What you are asked to do:
The required output is every record, reproduced exactly.

Input data:
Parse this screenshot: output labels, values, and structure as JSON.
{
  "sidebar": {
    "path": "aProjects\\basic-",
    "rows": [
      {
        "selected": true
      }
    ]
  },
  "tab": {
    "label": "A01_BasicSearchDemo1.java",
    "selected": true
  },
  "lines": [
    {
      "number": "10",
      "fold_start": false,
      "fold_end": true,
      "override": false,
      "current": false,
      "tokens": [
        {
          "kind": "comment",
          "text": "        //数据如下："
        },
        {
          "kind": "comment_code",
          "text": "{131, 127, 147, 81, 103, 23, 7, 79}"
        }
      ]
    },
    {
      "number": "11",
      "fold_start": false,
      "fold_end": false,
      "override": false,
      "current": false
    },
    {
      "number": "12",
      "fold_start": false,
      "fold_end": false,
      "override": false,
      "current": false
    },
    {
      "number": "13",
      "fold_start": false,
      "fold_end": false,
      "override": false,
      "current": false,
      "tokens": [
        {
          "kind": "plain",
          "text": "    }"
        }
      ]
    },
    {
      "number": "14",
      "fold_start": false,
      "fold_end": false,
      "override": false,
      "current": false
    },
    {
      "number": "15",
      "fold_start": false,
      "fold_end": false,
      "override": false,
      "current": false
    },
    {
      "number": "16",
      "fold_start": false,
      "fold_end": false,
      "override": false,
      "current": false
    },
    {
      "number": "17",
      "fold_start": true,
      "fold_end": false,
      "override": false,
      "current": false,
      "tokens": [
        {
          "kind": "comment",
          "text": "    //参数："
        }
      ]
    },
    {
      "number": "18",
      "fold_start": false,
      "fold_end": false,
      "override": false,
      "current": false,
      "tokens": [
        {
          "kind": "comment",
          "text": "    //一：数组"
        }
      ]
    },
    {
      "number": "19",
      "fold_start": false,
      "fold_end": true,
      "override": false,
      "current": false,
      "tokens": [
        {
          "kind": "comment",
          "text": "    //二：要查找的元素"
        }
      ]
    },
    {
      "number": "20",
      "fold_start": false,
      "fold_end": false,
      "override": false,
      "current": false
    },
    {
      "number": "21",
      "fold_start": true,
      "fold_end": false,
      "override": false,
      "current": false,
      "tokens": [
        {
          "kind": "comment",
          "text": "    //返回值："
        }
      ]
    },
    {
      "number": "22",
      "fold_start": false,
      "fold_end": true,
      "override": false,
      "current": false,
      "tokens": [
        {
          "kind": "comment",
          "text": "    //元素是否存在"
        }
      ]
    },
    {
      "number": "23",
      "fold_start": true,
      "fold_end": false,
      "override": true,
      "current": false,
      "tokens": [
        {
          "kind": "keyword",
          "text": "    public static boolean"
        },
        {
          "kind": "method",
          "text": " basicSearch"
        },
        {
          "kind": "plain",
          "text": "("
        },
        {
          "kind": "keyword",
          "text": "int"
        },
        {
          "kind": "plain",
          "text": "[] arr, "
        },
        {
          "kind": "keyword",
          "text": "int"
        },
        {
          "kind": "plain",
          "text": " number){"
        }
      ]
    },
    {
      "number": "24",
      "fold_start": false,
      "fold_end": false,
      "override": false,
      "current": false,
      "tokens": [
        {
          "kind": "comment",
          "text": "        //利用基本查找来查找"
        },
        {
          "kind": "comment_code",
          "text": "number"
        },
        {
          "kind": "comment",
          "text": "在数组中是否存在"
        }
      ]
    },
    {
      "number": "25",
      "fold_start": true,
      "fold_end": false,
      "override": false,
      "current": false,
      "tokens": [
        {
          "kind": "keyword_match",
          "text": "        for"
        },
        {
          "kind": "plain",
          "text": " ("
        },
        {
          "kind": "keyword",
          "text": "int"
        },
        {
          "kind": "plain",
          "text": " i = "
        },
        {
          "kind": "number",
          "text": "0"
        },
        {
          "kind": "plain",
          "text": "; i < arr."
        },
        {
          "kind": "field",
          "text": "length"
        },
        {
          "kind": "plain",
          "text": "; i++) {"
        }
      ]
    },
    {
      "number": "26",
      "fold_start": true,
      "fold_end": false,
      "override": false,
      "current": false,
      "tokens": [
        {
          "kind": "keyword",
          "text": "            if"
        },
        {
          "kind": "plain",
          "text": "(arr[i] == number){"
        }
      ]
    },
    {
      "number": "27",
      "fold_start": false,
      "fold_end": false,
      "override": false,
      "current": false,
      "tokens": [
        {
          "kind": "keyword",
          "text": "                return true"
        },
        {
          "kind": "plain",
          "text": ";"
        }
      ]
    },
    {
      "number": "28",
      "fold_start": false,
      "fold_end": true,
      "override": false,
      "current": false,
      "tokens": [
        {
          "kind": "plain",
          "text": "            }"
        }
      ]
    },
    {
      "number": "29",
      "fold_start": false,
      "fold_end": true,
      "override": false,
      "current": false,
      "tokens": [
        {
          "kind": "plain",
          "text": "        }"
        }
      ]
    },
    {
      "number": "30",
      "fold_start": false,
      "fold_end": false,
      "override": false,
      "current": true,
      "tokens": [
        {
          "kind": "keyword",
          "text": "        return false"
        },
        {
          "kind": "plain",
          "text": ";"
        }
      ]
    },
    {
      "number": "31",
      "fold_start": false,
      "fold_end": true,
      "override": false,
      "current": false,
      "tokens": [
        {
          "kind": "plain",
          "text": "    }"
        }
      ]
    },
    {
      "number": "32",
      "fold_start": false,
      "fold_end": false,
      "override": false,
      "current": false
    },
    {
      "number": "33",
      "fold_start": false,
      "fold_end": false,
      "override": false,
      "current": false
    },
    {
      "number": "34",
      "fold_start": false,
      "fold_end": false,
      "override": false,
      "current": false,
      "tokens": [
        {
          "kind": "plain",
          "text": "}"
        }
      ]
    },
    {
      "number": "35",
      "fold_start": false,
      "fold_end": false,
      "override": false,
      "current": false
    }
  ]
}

Result of this task:
Parse this screenshot: output labels, values, and structure as JSON.
{
  "sidebar": {
    "path": "aProjects\\basic-",
    "rows": [
      {
        "selected": true
      }
    ]
  },
  "tab": {
    "label": "A01_BasicSearchDemo1.java",
    "selected": true
  },
  "lines": [
    {
      "number": "10",
      "fold_start": false,
      "fold_end": true,
      "override": false,
      "current": false,
      "tokens": [
        {
          "kind": "comment",
          "text": "        //数据如下："
        },
        {
          "kind": "comment_code",
          "text": "{131, 127, 147, 81, 103, 23, 7, 79}"
        }
      ]
    },
    {
      "number": "11",
      "fold_start": false,
      "fold_end": false,
      "override": false,
      "current": false
    },
    {
      "number": "12",
      "fold_start": false,
      "fold_end": false,
      "override": false,
      "current": false
    },
    {
      "number": "13",
      "fold_start": false,
      "fold_end": false,
      "override": false,
      "current": false,
      "tokens": [
        {
          "kind": "plain",
          "text": "    }"
        }
      ]
    },
    {
      "number": "14",
      "fold_start": false,
      "fold_end": false,
      "override": false,
      "current": false
    },
    {
      "number": "15",
      "fold_start": false,
      "fold_end": false,
      "override": false,
      "current": false
    },
    {
      "number": "16",
      "fold_start": false,
      "fold_end": false,
      "override": false,
      "current": false
    },
    {
      "number": "17",
      "fold_start": true,
      "fold_end": false,
      "override": false,
      "current": false,
      "tokens": [
        {
          "kind": "comment",
          "text": "    //参数："
        }
      ]
    },
    {
      "number": "18",
      "fold_start": false,
      "fold_end": false,
      "override": false,
      "current": false,
      "tokens": [
        {
          "kind": "comment",
          "text": "    //一：数组"
        }
      ]
    },
    {
      "number": "19",
      "fold_start": false,
      "fold_end": true,
      "override": false,
      "current": false,
      "tokens": [
        {
          "kind": "comment",
          "text": "    //二：要查找的元素"
        }
      ]
    },
    {
      "number": "20",
      "fold_start": false,
      "fold_end": false,
      "override": false,
      "current": false
    },
    {
      "number": "21",
      "fold_start": true,
      "fold_end": false,
      "override": false,
      "current": false,
      "tokens": [
        {
          "kind": "comment",
          "text": "    //返回值："
        }
      ]
    },
    {
      "number": "22",
      "fold_start": false,
      "fold_end": true,
      "override": false,
      "current": false,
      "tokens": [
        {
          "kind": "comment",
          "text": "    //元素是否存在"
        }
      ]
    },
    {
      "number": "23",
      "fold_start": true,
      "fold_end": false,
      "override": true,
      "current": false,
      "tokens": [
        {
          "kind": "keyword",
          "text": "    public static boolean"
        },
        {
          "kind": "method",
          "text": " basicSearch"
        },
        {
          "kind": "plain",
          "text": "("
        },
        {
          "kind": "keyword",
          "text": "int"
        },
        {
          "kind": "plain",
          "text": "[] arr, "
        },
        {
          "kind": "keyword",
          "text": "int"
        },
        {
          "kind": "plain",
          "text": " number){"
        }
      ]
    },
    {
      "number": "24",
      "fold_start": false,
      "fold_end": false,
      "override": false,
      "current": false,
      "tokens": [
        {
          "kind": "comment",
          "text": "        //利用基本查找来查找"
        },
        {
          "kind": "comment_code",
          "text": "number"
        },
        {
          "kind": "comment",
          "text": "在数组中是否存在"
        }
      ]
    },
    {
      "number": "25",
      "fold_start": true,
      "fold_end": false,
      "override": false,
      "current": false,
      "tokens": [
        {
          "kind": "keyword_match",
          "text": "        for"
        },
        {
          "kind": "plain",
          "text": " ("
        },
        {
          "kind": "keyword",
          "text": "int"
        },
        {
          "kind": "plain",
          "text": " i = "
        },
        {
          "kind": "number",
          "text": "0"
        },
        {
          "kind": "plain",
          "text": "; i < arr."
        },
        {
          "kind": "field",
          "text": "length"
        },
        {
          "kind": "plain",
          "text": "; i++) {"
        }
      ]
    },
    {
      "number": "26",
      "fold_start": true,
      "fold_end": false,
      "override": false,
      "current": false,
      "tokens": [
        {
          "kind": "keyword",
          "text": "            if"
        },
        {
          "kind": "plain",
          "text": "(arr[i] == number){"
        }
      ]
    },
    {
      "number": "27",
      "fold_start": false,
      "fold_end": false,
      "override": false,
      "current": false,
      "tokens": [
        {
          "kind": "keyword",
          "text": "                return true"
        },
        {
          "kind": "plain",
          "text": ";"
        }
      ]
    },
    {
      "number": "28",
      "fold_start": false,
      "fold_end": true,
      "override": false,
      "current": false,
      "tokens": [
        {
          "kind": "plain",
          "text": "            }"
        }
      ]
    },
    {
      "number": "29",
      "fold_start": false,
      "fold_end": true,
      "override": false,
      "current": false,
      "tokens": [
        {
          "kind": "plain",
          "text": "        }"
        }
      ]
    },
    {
      "number": "30",
      "fold_start": false,
      "fold_end": false,
      "override": false,
      "current": true,
      "tokens": [
        {
          "kind": "keyword",
          "text": "        return false"
        },
        {
          "kind": "plain",
          "text": ";"
        }
      ]
    },
    {
      "number": "31",
      "fold_start": false,
      "fold_end": true,
      "override": false,
      "current": false,
      "tokens": [
        {
          "kind": "plain",
          "text": "    }"
        }
      ]
    },
    {
      "number": "32",
      "fold_start": false,
      "fold_end": false,
      "override": false,
      "current": false
    },
    {
      "number": "33",
      "fold_start": false,
      "fold_end": false,
      "override": false,
      "current": false
    },
    {
      "number": "34",
      "fold_start": false,
      "fold_end": false,
      "override": false,
      "current": false,
      "tokens": [
        {
          "kind": "plain",
          "text": "}"
        }
      ]
    },
    {
      "number": "35",
      "fold_start": false,
      "fold_end": false,
      "override": false,
      "current": false
    }
  ]
}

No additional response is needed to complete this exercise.